Every team that has taken a 2-0 lead in NLDS play -- which has happened 18 times since Division Series play began in 1995 -- has gone on to win the series.
The odds are in Hamels' favor. The Phils lefty is 6-0 with a 1.07 ERA in seven starts against the Reds. But don't tell Hamels that he is favored to close out the series and advance his team to the NL Championship Series for the third consecutive season.
"You know, every year the team has been different," he said. "I think I only remember one person that's been on the team this whole time, and that's [second baseman Brandon] Phillips. So you can't really say much.
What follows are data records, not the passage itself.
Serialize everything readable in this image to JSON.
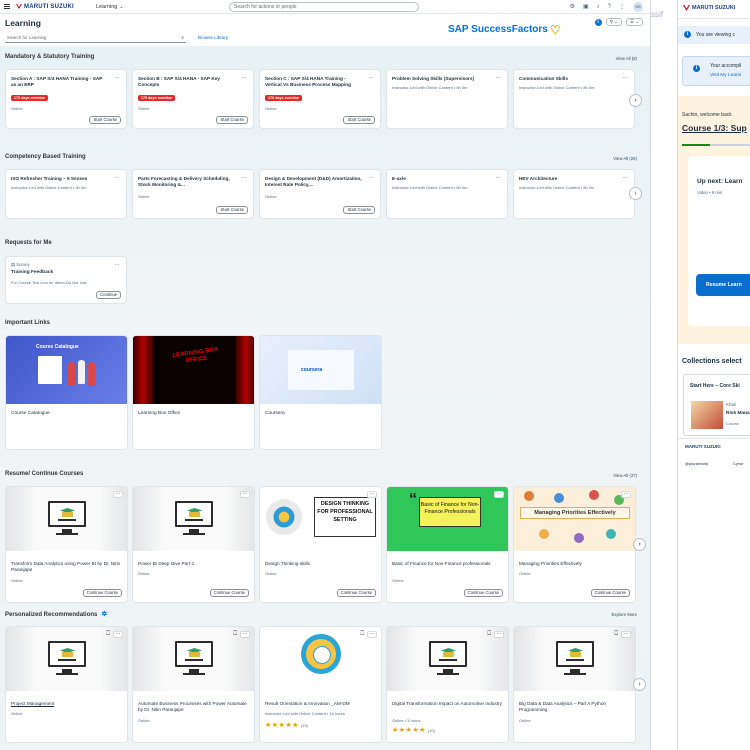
{
  "header": {
    "brand": "MARUTI SUZUKI",
    "product": "Learning",
    "search_placeholder": "Search for actions or people",
    "avatar": "SS"
  },
  "title_bar": {
    "title": "Learning",
    "search_placeholder": "Search for Learning",
    "browse_library": "Browse Library",
    "sf_logo": "SAP SuccessFactors"
  },
  "sections": {
    "mandatory": {
      "title": "Mandatory & Statutory Training",
      "view_all": "View All (8)",
      "cards": [
        {
          "title": "Section A : SAP S/4 HANA Training - SAP as an ERP",
          "badge": "176 days overdue",
          "meta": "Online",
          "action": "Start Course"
        },
        {
          "title": "Section B : SAP S/4 HANA - SAP Key Concepts",
          "badge": "176 days overdue",
          "meta": "Online",
          "action": "Start Course"
        },
        {
          "title": "Section C : SAP S/4 HANA Training - Vertical Vs Business Process Mapping",
          "badge": "176 days overdue",
          "meta": "Online",
          "action": "Start Course"
        },
        {
          "title": "Problem Solving Skills (Supervisors)",
          "meta": "Instructor-Led with Online Content • 8h 0m"
        },
        {
          "title": "Communication Skills",
          "meta": "Instructor-Led with Online Content • 8h 0m"
        }
      ]
    },
    "competency": {
      "title": "Competency Based Training",
      "view_all": "View All (25)",
      "cards": [
        {
          "title": "ISO Refresher Training – 5 Senses",
          "meta": "Instructor-Led with Online Content • 3h 0m"
        },
        {
          "title": "Parts Forecasting & Delivery Scheduling, Stock Monitoring &...",
          "meta": "Online",
          "action": "Start Course"
        },
        {
          "title": "Design & Development (D&D) Amortization, Interest Rate Policy,...",
          "meta": "Online",
          "action": "Start Course"
        },
        {
          "title": "E-axle",
          "meta": "Instructor-Led with Online Content • 8h 0m"
        },
        {
          "title": "HEV Architecture",
          "meta": "Instructor-Led with Online Content • 8h 0m"
        }
      ]
    },
    "requests": {
      "title": "Requests for Me",
      "card": {
        "type": "Survey",
        "title": "Training Feedback",
        "meta": "For Course Test icon for demo-Do Not Use",
        "action": "Continue"
      }
    },
    "links": {
      "title": "Important Links",
      "cards": [
        {
          "title": "Course Catalogue",
          "image_text": "Course Catalogue"
        },
        {
          "title": "Learning Box Office",
          "image_text": "LEARNING BOX OFFICE"
        },
        {
          "title": "Coursera",
          "image_text": "coursera"
        }
      ]
    },
    "resume": {
      "title": "Resume/ Continue Courses",
      "view_all": "View All (37)",
      "cards": [
        {
          "title": "Transform Data Analytics using Power BI by Dr. Nitin Paranjape",
          "meta": "Online",
          "action": "Continue Course"
        },
        {
          "title": "Power BI Deep Dive Part-1",
          "meta": "Online",
          "action": "Continue Course"
        },
        {
          "title": "Design Thinking skills",
          "meta": "Online",
          "action": "Continue Course",
          "image_text": "DESIGN THINKING FOR PROFESSIONAL SETTING"
        },
        {
          "title": "Basic of Finance for Non-Finance professionals",
          "meta": "Online",
          "action": "Continue Course",
          "image_text": "Basic of Finance for Non-Finance Professionals"
        },
        {
          "title": "Managing Priorities Effectively",
          "meta": "Online",
          "action": "Continue Course",
          "image_text": "Managing Priorities Effectively"
        }
      ]
    },
    "recommendations": {
      "title": "Personalized Recommendations",
      "explore": "Explore More",
      "cards": [
        {
          "title": "Project Management",
          "meta": "Online"
        },
        {
          "title": "Automate Business Processes with Power Automate by Dr. Nitin Paranjape",
          "meta": "Online"
        },
        {
          "title": "Result Orientation & Innovation _AM-DM",
          "meta": "Instructor-Led with Online Content • 16 hours",
          "rating": "★★★★★",
          "rating_count": "(15)"
        },
        {
          "title": "Digital Transformation Impact on Automotive Industry",
          "meta": "Online • 3 hours",
          "rating": "★★★★★",
          "rating_count": "(10)"
        },
        {
          "title": "Big Data & Data Analytics – Part A Python Programming",
          "meta": "Online"
        }
      ]
    }
  },
  "right_panel": {
    "clipped_text": "ssif",
    "brand": "MARUTI SUZUKI",
    "info_text": "You are viewing c",
    "accomplish_text": "Your accompli",
    "accomplish_link": "Visit My Learni",
    "welcome": "Sachin, welcome back",
    "course": "Course 1/3: Sup",
    "progress": 0.4,
    "up_next": "Up next: Learn",
    "up_next_meta": "Video • 9 min",
    "resume_button": "Resume Learn",
    "collections_title": "Collections select",
    "collection_card_title": "Start Here – Core Ski",
    "collection_item_author": "Khali",
    "collection_item_title": "Risk Mana",
    "collection_item_type": "Course",
    "footer_brand": "MARUTI SUZUKI",
    "footer_left": "@pluraecsity",
    "footer_right": "Cyrse"
  }
}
"When they change the players around, a guy that you knew you could get out, well, now you got somebody else that you have to research about, and you have to go and get the guy out."
Hamels' most memorable game against the Reds occurred on April 21, 2007. Before that game, manager Charlie Manuel had a team meeting, not pleased that his squad was 4-11 to start the season.
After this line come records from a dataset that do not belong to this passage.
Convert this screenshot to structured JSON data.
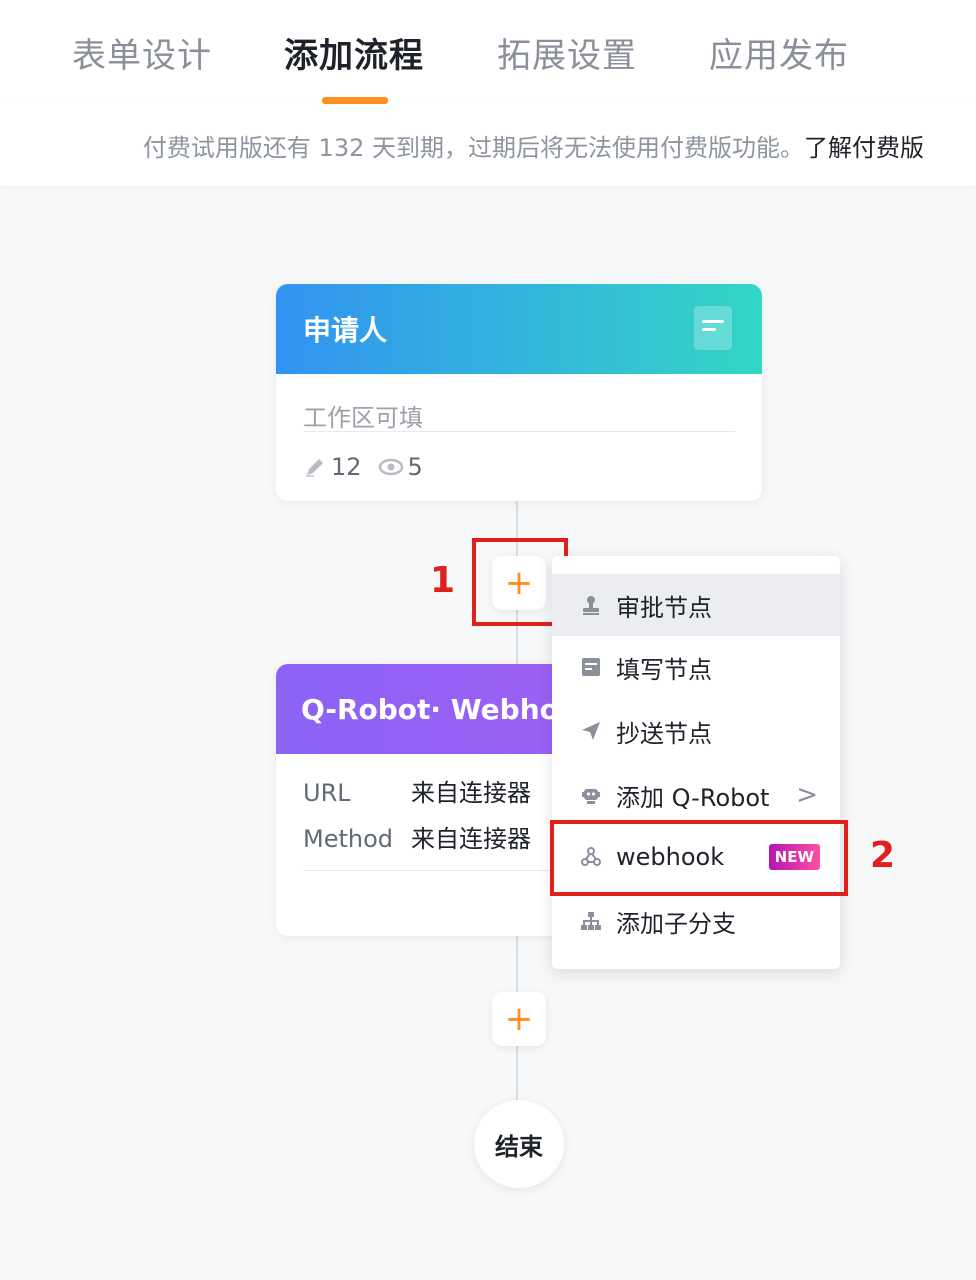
{
  "tabs": [
    {
      "label": "表单设计"
    },
    {
      "label": "添加流程"
    },
    {
      "label": "拓展设置"
    },
    {
      "label": "应用发布"
    }
  ],
  "notice": {
    "text": "付费试用版还有 132 天到期，过期后将无法使用付费版功能。",
    "link": "了解付费版"
  },
  "applicant_card": {
    "title": "申请人",
    "subtitle": "工作区可填",
    "edit_count": "12",
    "view_count": "5"
  },
  "robot_card": {
    "title": "Q-Robot· Webhook",
    "rows": [
      {
        "key": "URL",
        "value": "来自连接器"
      },
      {
        "key": "Method",
        "value": "来自连接器"
      }
    ]
  },
  "plus_label": "+",
  "menu": {
    "items": [
      {
        "label": "审批节点"
      },
      {
        "label": "填写节点"
      },
      {
        "label": "抄送节点"
      },
      {
        "label": "添加 Q-Robot",
        "chevron": ">"
      },
      {
        "label": "webhook",
        "badge": "NEW"
      },
      {
        "label": "添加子分支"
      }
    ]
  },
  "annotations": {
    "one": "1",
    "two": "2"
  },
  "end_node": {
    "label": "结束"
  },
  "colors": {
    "accent": "#ff8f1f",
    "annotation_red": "#e0201d"
  }
}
The meeting paid dividends. The Phillies not only won, 4-1, Hamels had one of his best outings of his career, completing his first Major League game and striking out 15 in the process.
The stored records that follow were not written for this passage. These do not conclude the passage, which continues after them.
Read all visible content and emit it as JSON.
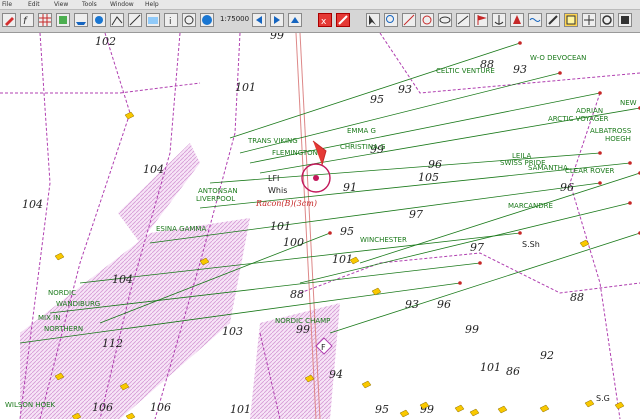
{
  "menubar": {
    "items": [
      "File",
      "Edit",
      "View",
      "Tools",
      "Window",
      "Help"
    ]
  },
  "toolbar": {
    "zoom_label": "1:75000"
  },
  "chart": {
    "depths": [
      {
        "v": "102"
      },
      {
        "v": "99"
      },
      {
        "v": "101"
      },
      {
        "v": "104"
      },
      {
        "v": "104"
      },
      {
        "v": "101"
      },
      {
        "v": "100"
      },
      {
        "v": "95"
      },
      {
        "v": "99"
      },
      {
        "v": "95"
      },
      {
        "v": "97"
      },
      {
        "v": "105"
      },
      {
        "v": "96"
      },
      {
        "v": "93"
      },
      {
        "v": "97"
      },
      {
        "v": "88"
      },
      {
        "v": "93"
      },
      {
        "v": "96"
      },
      {
        "v": "88"
      },
      {
        "v": "93"
      },
      {
        "v": "99"
      },
      {
        "v": "94"
      },
      {
        "v": "101"
      },
      {
        "v": "103"
      },
      {
        "v": "112"
      },
      {
        "v": "104"
      },
      {
        "v": "106"
      },
      {
        "v": "106"
      },
      {
        "v": "101"
      },
      {
        "v": "95"
      },
      {
        "v": "99"
      },
      {
        "v": "96"
      },
      {
        "v": "86"
      },
      {
        "v": "92"
      },
      {
        "v": "88"
      },
      {
        "v": "99"
      },
      {
        "v": "101"
      },
      {
        "v": "91"
      }
    ],
    "vessels": [
      {
        "name": "TRANS VIKING"
      },
      {
        "name": "FLEMINGTON"
      },
      {
        "name": "CHRISTINA G"
      },
      {
        "name": "ANTONSAN"
      },
      {
        "name": "LIVERPOOL"
      },
      {
        "name": "CELTIC VENTURE"
      },
      {
        "name": "W-O DEVOCEAN"
      },
      {
        "name": "ARCTIC VOYAGER"
      },
      {
        "name": "ADRIAN"
      },
      {
        "name": "ALBATROSS"
      },
      {
        "name": "HOEGH"
      },
      {
        "name": "LEILA"
      },
      {
        "name": "CLEAR ROVER"
      },
      {
        "name": "MARCANDRE"
      },
      {
        "name": "ESINA GAMMA"
      },
      {
        "name": "NORDIC"
      },
      {
        "name": "WANDIBURG"
      },
      {
        "name": "MIX IN"
      },
      {
        "name": "NORTHERN"
      },
      {
        "name": "NORDIC CHAMP"
      },
      {
        "name": "WILSON HOEK"
      },
      {
        "name": "EMMA G"
      },
      {
        "name": "WINCHESTER"
      },
      {
        "name": "SWISS PRIDE"
      },
      {
        "name": "SAMANTHA"
      },
      {
        "name": "NEW"
      }
    ],
    "light": {
      "name": "LFI",
      "char": "Whis",
      "racon": "Racon(B)(3cm)"
    },
    "s_sh": "S.Sh",
    "s_g": "S.G",
    "wreck": "F"
  },
  "colors": {
    "land_pattern": "#e5b8e5",
    "zone_line": "#b03fb0",
    "vessel": "#1b7a1b",
    "own_ship": "#c2185b",
    "track": "#c62828"
  }
}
"Truly, all I remember is, I was effectively wild," Hamels said. "It's not like I was hitting every spot and guys were not swinging. I was getting a lot of foul balls, and then I was able to finish off a guy. Sometimes those games happen."
Hamels faced the Reds once this season, on July 11 at Citizens Bank Park. He pitched 7 1/3 innings without giving up a run in a 1-0 victory. Reds manager Dusty Baker said that he saw a different Hamels than the one he saw last season, which was the toughest of his career.
"We saw a couple of different Cole Hamels. Last time we saw him, he had his fastball back. He had pop on the inside part of the plate," Baker said. "[When we saw him last year], I don't know if he was hurting a little bit or tired, but he was throwing a whole bunch of changeups."
Hamels was his old self during the regular season in 2010, going 12-11 with a 3.06 ERA. He was second on the team, behind Roy Halladay, with 211 strikeouts.
"You have two of the best pitchers in the league right now -- with Halladay and Hamels," teammate Roy Oswalt said. "Cole is going to go out there and try to throw a good quality start."
Unlike Halladay, who threw a no-hitter in his first postseason game, Hamels has a lot of postseason experience. He was at his best in 2008, when the Phillies won their first World Series title since 1980. He won the NLCS and World Series MVPs by going a combined 4-0 with a 1.80 ERA in five starts. He won Game 5 of the NLCS over the Dodgers to send the Phils to the World Series.
Two years ago, Hamels was considered the ace of the staff. With Halladay and Oswalt on the roster, Hamels is considered the third starter in the rotation, but Manuel doesn't see it that way.
"When you say he's No. 3, I think, 'Why do we put him in the third game? Doesn't make him No. 3,'" the skipper said. "We've got three guys that are top-of-the-rotation pitchers, and there is an argument where you could basically put them wherever you wanted to. Roy Halladay has stood out this year as far as his wins, innings pitched, but the other two are pretty good, too."
Hamels is plenty good enough to try to close it for the Phillies on Sunday night.